I found Sun Shuyun's book "A year in Tibet" to be very ready to portray Tibetan people as backward, drunk and oversexed but very reluctant to make any criticisms of the Chinese people portrayed in it and even more reluctant to make more than muted criticisms of the PRC. She went into a fair bit of detail about Younghusband's massacre in 1904 but there was no enumeration of the casualities of China's invasion.
Mind you i found "A year in Tibet" much better than her previous book on the long march, which portrayed the PLA as secular saints.
She gave a talk on her book here in Melbourne and I asked her about the part where an emboldened Tibetan pizzeria owner suggested she go back to China. Her reply didn't suggest she understood the depth of anger most Tibetans feel toward their oppressors. However, she seems convinced that she is on the side of the Tibetan people. Perhaps after this development she will learn more about the lengths the PRC government will go to to impose its version of the "Tibet issue."
I read the English version of her book and I think it’s clear that the author doesn’t regard any Chinese atrocities as being specifically anti-Tibetan — that is, motivated by racial/ethnic hatred as such.
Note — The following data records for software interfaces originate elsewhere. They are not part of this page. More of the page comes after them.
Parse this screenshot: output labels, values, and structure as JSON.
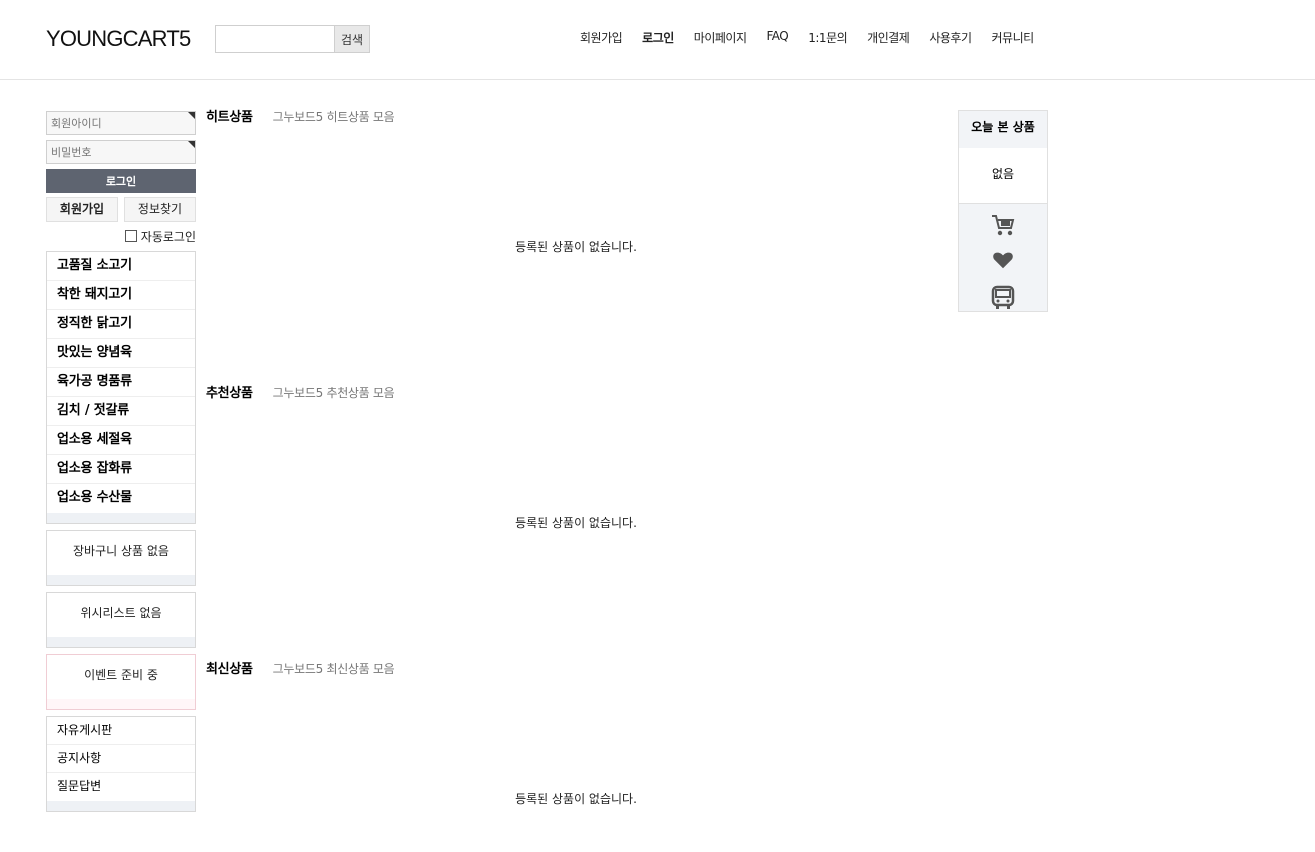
{
  "header": {
    "logo": "YOUNGCART5",
    "search": {
      "value": "",
      "placeholder": "",
      "button_label": "검색"
    },
    "nav": [
      {
        "label": "회원가입",
        "bold": false
      },
      {
        "label": "로그인",
        "bold": true
      },
      {
        "label": "마이페이지",
        "bold": false
      },
      {
        "label": "FAQ",
        "bold": false
      },
      {
        "label": "1:1문의",
        "bold": false
      },
      {
        "label": "개인결제",
        "bold": false
      },
      {
        "label": "사용후기",
        "bold": false
      },
      {
        "label": "커뮤니티",
        "bold": false
      }
    ]
  },
  "login": {
    "id_placeholder": "회원아이디",
    "pw_placeholder": "비밀번호",
    "login_button": "로그인",
    "join_link": "회원가입",
    "find_link": "정보찾기",
    "auto_login_label": "자동로그인"
  },
  "categories": [
    "고품질 소고기",
    "착한 돼지고기",
    "정직한 닭고기",
    "맛있는 양념육",
    "육가공 명품류",
    "김치 / 젓갈류",
    "업소용 세절육",
    "업소용 잡화류",
    "업소용 수산물"
  ],
  "cart": {
    "message": "장바구니 상품 없음"
  },
  "wishlist": {
    "message": "위시리스트 없음"
  },
  "event": {
    "message": "이벤트 준비 중"
  },
  "boards": [
    "자유게시판",
    "공지사항",
    "질문답변"
  ],
  "sections": [
    {
      "title": "히트상품",
      "subtitle": "그누보드5 히트상품 모음",
      "empty": "등록된 상품이 없습니다."
    },
    {
      "title": "추천상품",
      "subtitle": "그누보드5 추천상품 모음",
      "empty": "등록된 상품이 없습니다."
    },
    {
      "title": "최신상품",
      "subtitle": "그누보드5 최신상품 모음",
      "empty": "등록된 상품이 없습니다."
    }
  ],
  "quick": {
    "title": "오늘 본 상품",
    "empty": "없음",
    "icons": [
      "cart-icon",
      "heart-icon",
      "bus-icon"
    ]
  },
  "colors": {
    "login_button_bg": "#5e6470",
    "panel_bg": "#f2f4f7",
    "icon_color": "#555555"
  }
}
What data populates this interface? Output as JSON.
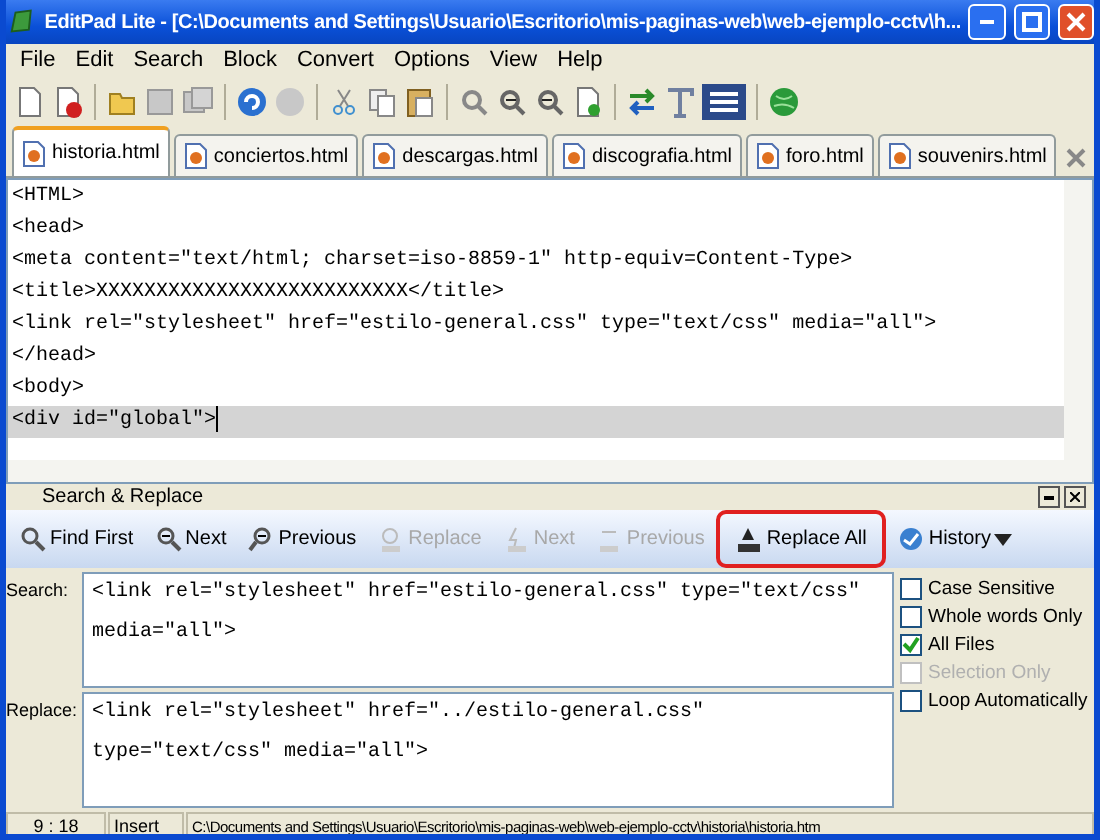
{
  "window": {
    "title": "EditPad Lite - [C:\\Documents and Settings\\Usuario\\Escritorio\\mis-paginas-web\\web-ejemplo-cctv\\h..."
  },
  "menu": [
    "File",
    "Edit",
    "Search",
    "Block",
    "Convert",
    "Options",
    "View",
    "Help"
  ],
  "tabs": [
    {
      "label": "historia.html",
      "selected": true
    },
    {
      "label": "conciertos.html",
      "selected": false
    },
    {
      "label": "descargas.html",
      "selected": false
    },
    {
      "label": "discografia.html",
      "selected": false
    },
    {
      "label": "foro.html",
      "selected": false
    },
    {
      "label": "souvenirs.html",
      "selected": false
    }
  ],
  "editor": {
    "lines": [
      {
        "text": "<HTML>",
        "current": false
      },
      {
        "text": "<head>",
        "current": false
      },
      {
        "text": "<meta content=\"text/html; charset=iso-8859-1\" http-equiv=Content-Type>",
        "current": false
      },
      {
        "text": "<title>XXXXXXXXXXXXXXXXXXXXXXXXXX</title>",
        "current": false
      },
      {
        "text": "<link rel=\"stylesheet\" href=\"estilo-general.css\" type=\"text/css\" media=\"all\">",
        "current": false
      },
      {
        "text": "</head>",
        "current": false
      },
      {
        "text": "<body>",
        "current": false
      },
      {
        "text": "<div id=\"global\">",
        "current": true
      }
    ]
  },
  "search_panel": {
    "title": "Search & Replace",
    "buttons": [
      {
        "label": "Find First",
        "disabled": false,
        "highlighted": false
      },
      {
        "label": "Next",
        "disabled": false,
        "highlighted": false
      },
      {
        "label": "Previous",
        "disabled": false,
        "highlighted": false
      },
      {
        "label": "Replace",
        "disabled": true,
        "highlighted": false
      },
      {
        "label": "Next",
        "disabled": true,
        "highlighted": false
      },
      {
        "label": "Previous",
        "disabled": true,
        "highlighted": false
      },
      {
        "label": "Replace All",
        "disabled": false,
        "highlighted": true
      },
      {
        "label": "History",
        "disabled": false,
        "highlighted": false
      }
    ],
    "search_label": "Search:",
    "search_value": "<link rel=\"stylesheet\" href=\"estilo-general.css\" type=\"text/css\" media=\"all\">",
    "replace_label": "Replace:",
    "replace_value": "<link rel=\"stylesheet\" href=\"../estilo-general.css\" type=\"text/css\" media=\"all\">",
    "options": [
      {
        "label": "Case Sensitive",
        "checked": false,
        "disabled": false
      },
      {
        "label": "Whole words Only",
        "checked": false,
        "disabled": false
      },
      {
        "label": "All Files",
        "checked": true,
        "disabled": false
      },
      {
        "label": "Selection Only",
        "checked": false,
        "disabled": true
      },
      {
        "label": "Loop Automatically",
        "checked": false,
        "disabled": false
      }
    ]
  },
  "status_bar": {
    "position": "9 : 18",
    "mode": "Insert",
    "path": "C:\\Documents and Settings\\Usuario\\Escritorio\\mis-paginas-web\\web-ejemplo-cctv\\historia\\historia.htm"
  }
}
I think her likely unconscious attitude was, simply (simplistically?), that such atrocities — Great Leap Forward, Cultural Revolution, etc. — happened to the country as a whole and they’re so infamous that little time needed to be spent on them. After all, imagine the criticism if she’d devoted many pages to such things in a book that’s supposed to be about the Tibetans she’d met and befriended!
Bill, I understand your feelings completely but unfortunately there is more than this than meets the eye.
I would like to remind people here to be very careful about what they believe. I have heard a lot about Tibetans making up stories to suit western ears. Recently I found more evidence of this in Robert Barnett's essay 'Women and Politics in Contemporary Tibet'. You can read it online here through googlebooks:
Barnett is a lecturer in International and Public Affairs and coordinator of Columbia University's Modern Tibetan Studies Program; therefore a trustworthy source. In his essay he describes this deceit, by a Tibetan woman in this case, as "performing her nation…by presenting a narrative that establishes her as part of the extended Tibetan body politic and identifies her within a history of nationality oppression and resistance." Barnett then goes on to say that Tibetans are able to buy copies of a particular event that occurred in Lhasa many years before and that some Tibetans use this "regurgitated story" to gain asylum in the USA, he writes; "Accounts of that event can be bought from tutors in New York to be memorized by asylum seekers". The purchasable story is based on this event covered in the New York Times:
I wish not to promote that these abuses do not happen, but we do need to question just how many of the forced sterilizations and other accounts of torture and so forth coming out of Tibet are fabricated to gain support and assistance from a sympathetic yet gullible audience.
Bill come on now, I have read the book and it is quite untrue that it glosses over the victims of the Chinese and doesn't criticize the PRC. On the contrary, there are long descriptions of what happened furing the Cultural Revolution.She does talk about the problem of alcoholism in Tibet, and of the superstitiousness of the locals, but she does so in a nuanced way, and what she says seems pretty likely to be true to me. The book is brave and objective, although it does not present the Tibetans as blameless, spiritual saints like some would want.